Defend what you create

Other Resources

Close

Library
My library

+ Add to library

Contact us
24/7 Tech support | Rules regarding submitting

Send a message

Your tickets

Profile

Doctor Web’s June 2020 virus activity review

July 21, 2020

The June analysis of Dr.Web’s statistics revealed a 113.21% increase in the total number of threats compared to the previous month. The number of unique threats dropped by 24.1%. Adware and malware installers still made up the majority of detected threats. Email traffic was still dominated by the programs that exploit vulnerabilities in Microsoft Office programs. In addition, the most common threats still included the Trojan.SpyBot.699 multi-module banking trojan, as well as malicious HTML documents that were distributed as attachments and redirected users to phishing websites.

June showed a decline in the number of user requests to decrypt infected files by 6.55% as compared with May. Trojan.Encoder.26996 was the most active encoder, accounting for 24.71% of all incidents.

Principal trends in June

  • A significant growth in malware spreading activity
  • A decline in the number of unique threats
  • Adware remain amongst the most active threats
  • A minor decrease in encoder activity

According to Doctor Web’s statistics service

According to Doctor Web statistics servers #drweb

The most common threats in June:

Trojan.LoadMoney.4020
A family of malware installers that deploy additional components on victims’ computers along with the required applications. Some trojan modifications can collect various information about the attacked computer and transmit it to hackers.
Adware.Elemental.17
Adware that spreads through file sharing services as a result of link spoofing. Instead of normal files, victims receive applications that display advertisements and install unwanted software.
Adware.Downware.19741
Adware that often serves as an intermediary installer of pirate software.
Adware.Softobase.15
Installation adware that spreads outdated software and changes the browser settings.
Trojan.BPlug.3845
A malicious browser extension designed to perform web injections into viewed webpages and block third-party advertisements.
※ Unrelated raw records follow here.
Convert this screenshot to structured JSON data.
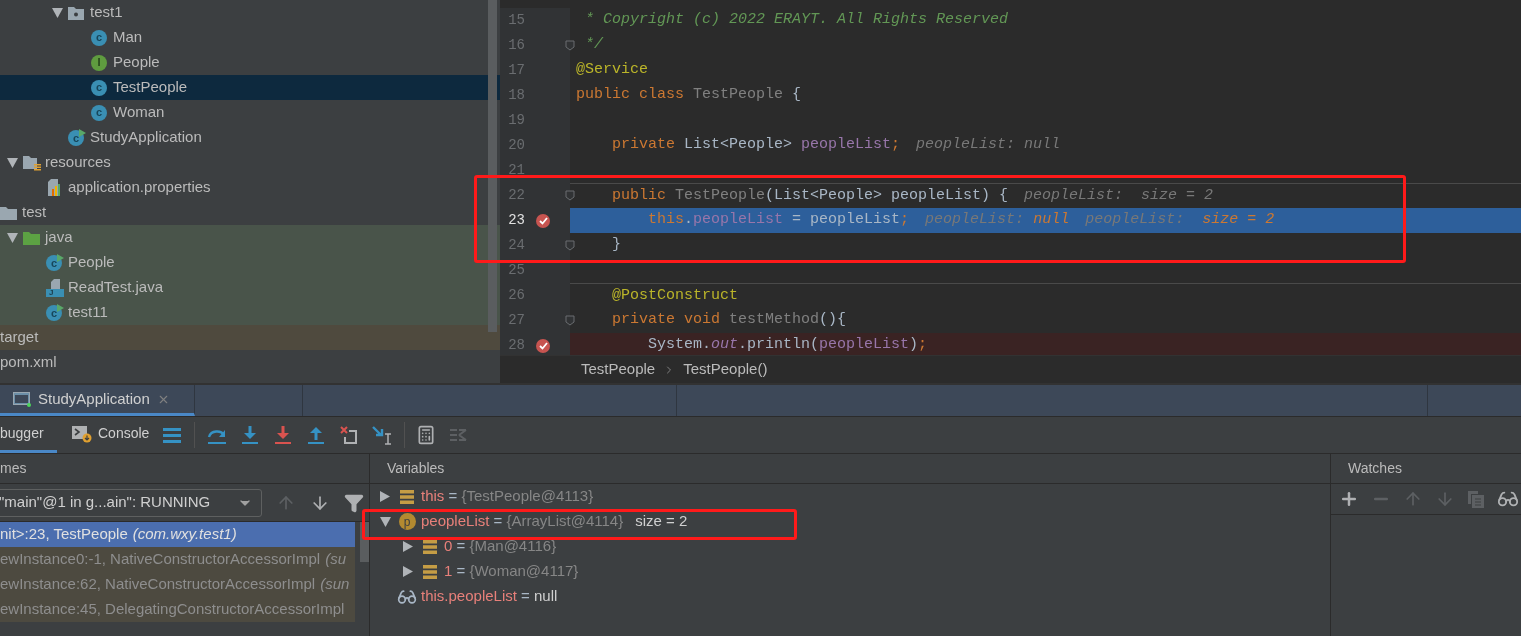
{
  "project_tree": [
    {
      "label": "test1",
      "kind": "package",
      "expanded": true,
      "selected": false,
      "children": [
        {
          "label": "Man",
          "kind": "class",
          "badge": "c",
          "selected": false
        },
        {
          "label": "People",
          "kind": "interface",
          "badge": "I",
          "selected": false
        },
        {
          "label": "TestPeople",
          "kind": "class",
          "badge": "c",
          "selected": true
        },
        {
          "label": "Woman",
          "kind": "class",
          "badge": "c",
          "selected": false
        }
      ]
    },
    {
      "label": "StudyApplication",
      "kind": "runnable",
      "badge": "c",
      "selected": false
    },
    {
      "label": "resources",
      "kind": "resources-folder",
      "expanded": true,
      "selected": false,
      "children": [
        {
          "label": "application.properties",
          "kind": "properties",
          "selected": false
        }
      ]
    },
    {
      "label": "test",
      "kind": "folder",
      "selected": false,
      "children": [
        {
          "label": "java",
          "kind": "test-source-folder",
          "expanded": true,
          "test_scope": true,
          "selected": false,
          "children": [
            {
              "label": "People",
              "kind": "runnable",
              "badge": "c",
              "selected": false
            },
            {
              "label": "ReadTest.java",
              "kind": "java-file",
              "badge": "J",
              "selected": false
            },
            {
              "label": "test11",
              "kind": "runnable",
              "badge": "c",
              "selected": false
            }
          ]
        }
      ]
    },
    {
      "label": "target",
      "excluded": true,
      "selected": false
    },
    {
      "label": "pom.xml",
      "selected": false
    }
  ],
  "editor": {
    "lines": [
      {
        "number": "15",
        "breakpoint": false,
        "selected": false,
        "fold": false,
        "separator": false,
        "tokens": [
          {
            "kind": "comment",
            "text": " * Copyright (c) 2022 ERAYT. All Rights Reserved"
          }
        ]
      },
      {
        "number": "16",
        "breakpoint": false,
        "selected": false,
        "fold": true,
        "separator": false,
        "tokens": [
          {
            "kind": "comment",
            "text": " */"
          }
        ]
      },
      {
        "number": "17",
        "breakpoint": false,
        "selected": false,
        "fold": false,
        "separator": false,
        "tokens": [
          {
            "kind": "annotation",
            "text": "@Service"
          }
        ]
      },
      {
        "number": "18",
        "breakpoint": false,
        "selected": false,
        "fold": false,
        "separator": false,
        "tokens": [
          {
            "kind": "keyword",
            "text": "public class "
          },
          {
            "kind": "unused",
            "text": "TestPeople"
          },
          {
            "kind": "plain",
            "text": " {"
          }
        ]
      },
      {
        "number": "19",
        "breakpoint": false,
        "selected": false,
        "fold": false,
        "separator": false
      },
      {
        "number": "20",
        "breakpoint": false,
        "selected": false,
        "fold": false,
        "separator": false,
        "tokens": [
          {
            "kind": "keyword",
            "text": "    private "
          },
          {
            "kind": "plain",
            "text": "List<People> "
          },
          {
            "kind": "field",
            "text": "peopleList"
          },
          {
            "kind": "keyword",
            "text": ";"
          },
          {
            "kind": "hint",
            "text": "peopleList: null"
          }
        ]
      },
      {
        "number": "21",
        "breakpoint": false,
        "selected": false,
        "fold": false,
        "separator": false
      },
      {
        "number": "22",
        "breakpoint": false,
        "selected": false,
        "fold": true,
        "separator": true,
        "tokens": [
          {
            "kind": "keyword",
            "text": "    public "
          },
          {
            "kind": "unused",
            "text": "TestPeople"
          },
          {
            "kind": "plain",
            "text": "(List<People> peopleList) {"
          },
          {
            "kind": "hint",
            "text": "peopleList:  size = 2"
          }
        ]
      },
      {
        "number": "23",
        "breakpoint": true,
        "selected": true,
        "fold": false,
        "separator": false,
        "tokens": [
          {
            "kind": "keyword",
            "text": "        this"
          },
          {
            "kind": "plain",
            "text": "."
          },
          {
            "kind": "field",
            "text": "peopleList"
          },
          {
            "kind": "plain",
            "text": " = peopleList"
          },
          {
            "kind": "keyword",
            "text": ";"
          },
          {
            "kind": "hint",
            "text": "peopleList: "
          },
          {
            "kind": "hint-value",
            "text": "null"
          },
          {
            "kind": "hint",
            "text": "peopleList: "
          },
          {
            "kind": "hint-value",
            "text": " size = 2"
          }
        ]
      },
      {
        "number": "24",
        "breakpoint": false,
        "selected": false,
        "fold": true,
        "separator": false,
        "tokens": [
          {
            "kind": "plain",
            "text": "    }"
          }
        ]
      },
      {
        "number": "25",
        "breakpoint": false,
        "selected": false,
        "fold": false,
        "separator": false
      },
      {
        "number": "26",
        "breakpoint": false,
        "selected": false,
        "fold": false,
        "separator": true,
        "tokens": [
          {
            "kind": "annotation",
            "text": "    @PostConstruct"
          }
        ]
      },
      {
        "number": "27",
        "breakpoint": false,
        "selected": false,
        "fold": true,
        "separator": false,
        "tokens": [
          {
            "kind": "keyword",
            "text": "    private void "
          },
          {
            "kind": "unused",
            "text": "testMethod"
          },
          {
            "kind": "plain",
            "text": "(){"
          }
        ]
      },
      {
        "number": "28",
        "breakpoint": true,
        "selected": false,
        "fold": false,
        "separator": false,
        "tokens": [
          {
            "kind": "plain",
            "text": "        System."
          },
          {
            "kind": "static",
            "text": "out"
          },
          {
            "kind": "plain",
            "text": ".println("
          },
          {
            "kind": "field",
            "text": "peopleList"
          },
          {
            "kind": "plain",
            "text": ")"
          },
          {
            "kind": "keyword",
            "text": ";"
          }
        ]
      }
    ],
    "breadcrumb": [
      "TestPeople",
      "TestPeople()"
    ]
  },
  "run_tab": {
    "title": "StudyApplication"
  },
  "debug_tabs": [
    {
      "label": "bugger",
      "kind": "debugger",
      "selected": true
    },
    {
      "label": "Console",
      "kind": "console",
      "selected": false
    }
  ],
  "debug_actions": [
    {
      "kind": "layout",
      "disabled": false
    },
    {
      "kind": "step-over",
      "disabled": false
    },
    {
      "kind": "step-into",
      "disabled": false
    },
    {
      "kind": "force-step-into",
      "disabled": false
    },
    {
      "kind": "step-out",
      "disabled": false
    },
    {
      "kind": "drop-frame",
      "disabled": false
    },
    {
      "kind": "run-to-cursor",
      "disabled": false
    },
    {
      "kind": "evaluate",
      "disabled": false
    },
    {
      "kind": "trace",
      "disabled": true
    }
  ],
  "frames": {
    "title": "mes",
    "thread_selector": {
      "value": "\"main\"@1 in g...ain\": RUNNING"
    },
    "nav": [
      {
        "kind": "up",
        "disabled": true
      },
      {
        "kind": "down",
        "disabled": false
      },
      {
        "kind": "filter",
        "disabled": false
      }
    ],
    "items": [
      {
        "text": "nit>:23, TestPeople",
        "package": "(com.wxy.test1)",
        "selected": true,
        "library": false
      },
      {
        "text": "ewInstance0:-1, NativeConstructorAccessorImpl",
        "package": "(su",
        "selected": false,
        "library": true
      },
      {
        "text": "ewInstance:62, NativeConstructorAccessorImpl",
        "package": "(sun",
        "selected": false,
        "library": true
      },
      {
        "text": "ewInstance:45, DelegatingConstructorAccessorImpl",
        "selected": false,
        "library": true
      }
    ]
  },
  "variables": {
    "title": "Variables",
    "items": [
      {
        "name": "this",
        "op": "=",
        "value": "{TestPeople@4113}",
        "kind": "field",
        "expanded": false
      },
      {
        "name": "peopleList",
        "op": "=",
        "value": "{ArrayList@4114}",
        "extra": "size = 2",
        "kind": "param",
        "badge": "p",
        "expanded": true,
        "children": [
          {
            "name": "0",
            "op": "=",
            "value": "{Man@4116}",
            "kind": "field",
            "expanded": false
          },
          {
            "name": "1",
            "op": "=",
            "value": "{Woman@4117}",
            "kind": "field",
            "expanded": false
          }
        ]
      },
      {
        "name": "this.peopleList",
        "op": "=",
        "value": "null",
        "kind": "watch"
      }
    ]
  },
  "watches": {
    "title": "Watches",
    "actions": [
      {
        "kind": "add",
        "disabled": false
      },
      {
        "kind": "remove",
        "disabled": true
      },
      {
        "kind": "up",
        "disabled": true
      },
      {
        "kind": "down",
        "disabled": true
      },
      {
        "kind": "copy",
        "disabled": true
      },
      {
        "kind": "watch",
        "disabled": false
      }
    ]
  }
}
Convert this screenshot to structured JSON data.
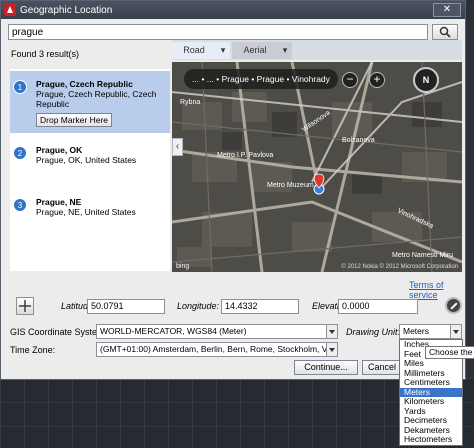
{
  "window": {
    "title": "Geographic Location",
    "close_label": "✕"
  },
  "search": {
    "value": "prague"
  },
  "results": {
    "found_text": "Found 3 result(s)",
    "items": [
      {
        "number": "1",
        "title": "Prague, Czech Republic",
        "detail": "Prague, Czech Republic, Czech Republic",
        "action": "Drop Marker Here"
      },
      {
        "number": "2",
        "title": "Prague, OK",
        "detail": "Prague, OK, United States"
      },
      {
        "number": "3",
        "title": "Prague, NE",
        "detail": "Prague, NE, United States"
      }
    ]
  },
  "map": {
    "tabs": [
      {
        "label": "Road"
      },
      {
        "label": "Aerial"
      }
    ],
    "breadcrumb": "... • ... • Prague • Prague • Vinohrady",
    "zoom_out": "−",
    "zoom_in": "+",
    "compass": "N",
    "street_labels": [
      "Wilsonova",
      "Metro I.P. Pavlova",
      "Metro Muzeum",
      "Vinohradska",
      "Metro Namesti Miru",
      "Rybna",
      "Bolzanova"
    ],
    "logo": "bing",
    "copyright": "© 2012 Nokia  © 2012 Microsoft Corporation",
    "terms": "Terms of service"
  },
  "coords": {
    "lat_label": "Latitude:",
    "lat_value": "50.0791",
    "lon_label": "Longitude:",
    "lon_value": "14.4332",
    "elev_label": "Elevation:",
    "elev_value": "0.0000"
  },
  "gis": {
    "label": "GIS Coordinate System:",
    "value": "WORLD-MERCATOR, WGS84 (Meter)",
    "unit_label": "Drawing Unit:",
    "unit_value": "Meters",
    "tz_label": "Time Zone:",
    "tz_value": "(GMT+01:00) Amsterdam, Berlin, Bern, Rome, Stockholm, Vienna"
  },
  "buttons": {
    "continue": "Continue...",
    "cancel": "Cancel"
  },
  "tooltip": "Choose the unit",
  "unit_options": [
    "Inches",
    "Feet",
    "Miles",
    "Millimeters",
    "Centimeters",
    "Meters",
    "Kilometers",
    "Yards",
    "Decimeters",
    "Dekameters",
    "Hectometers"
  ],
  "unit_selected": "Meters",
  "colors": {
    "selection": "#3a73c8",
    "result_highlight": "#b8ccec",
    "link": "#1f5fbf",
    "marker": "#d83b2a"
  }
}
Statistics for malware discovered in email traffic

Statistics for malware discovered in email traffic #drweb

Exploit.CVE-2012-0158
A modified Microsoft Office document that exploits the CVE-2012-0158 vulnerability in order to run malicious code.
Trojan.SpyBot.699
A multi-module banking trojan that allows cybercriminals to download and launch various applications on an infected device and run arbitrary code.
W97M.DownLoader.2938
A family of downloader trojans that exploits vulnerabilities in Microsoft Office documents and can download other malicious programs to a compromised computer.
Tool.KMS.7
Hacking tools used to activate illegal copies of Microsoft software.
HTML.Redirector.32
Malicious HTML documents that are often disguised as harmless email attachments. Upon opening, the code redirects users to phishing websites or downloads payload with malware to the computers.

Encryption ransomware

In June, Doctor Web’s virus laboratory registered 6.55% less requests to decode files encoded by trojan ransomware than in May.

Encryption ransomware #drweb

Dangerous websites

In June 2020, Doctor Web added 122,679 URLs to the Dr.Web database of non-recommended websites.

May 2020 June 2020 Dynamics
+ 107,082 + 122,679 + 14.56%

Malicious and unwanted programs for mobile devices

The total number of June threats on Android devices decreased by 17.2% as compared to May. Doctor Web malware analysts detected a new malware on the Google Play catalog, including new versions of the Android.HiddenAds adware, as well as multi-functional trojans from the Android.Joker family, which subscribed victims to paid services and ran arbitrary code. Among the detected threats was a new banking trojan named Android.BankBot.733.origin. It downloaded an auxiliary malicious component and attempted to install it via Android Accessibility Service.

The following June events related to mobile malware were the most noteworthy:

Find out more about malicious and unwanted programs for mobile devices in our special overview.

The Russian developer of Dr.Web anti-viruses
Doctor Web has been developing anti-virus software since 1992
Dr.Web is trusted by users around the world in 200+ countries
The company has delivered an anti-virus as a service since 2007
24/7 tech support

Dr.Web © Doctor Web
2003 — 2020

Doctor Web is the Russian developer of Dr.Web anti-virus software. Dr.Web anti-virus software has been developed since 1992.

2-12А, 3rd street Yamskogo polya, Moscow, Russia, 125040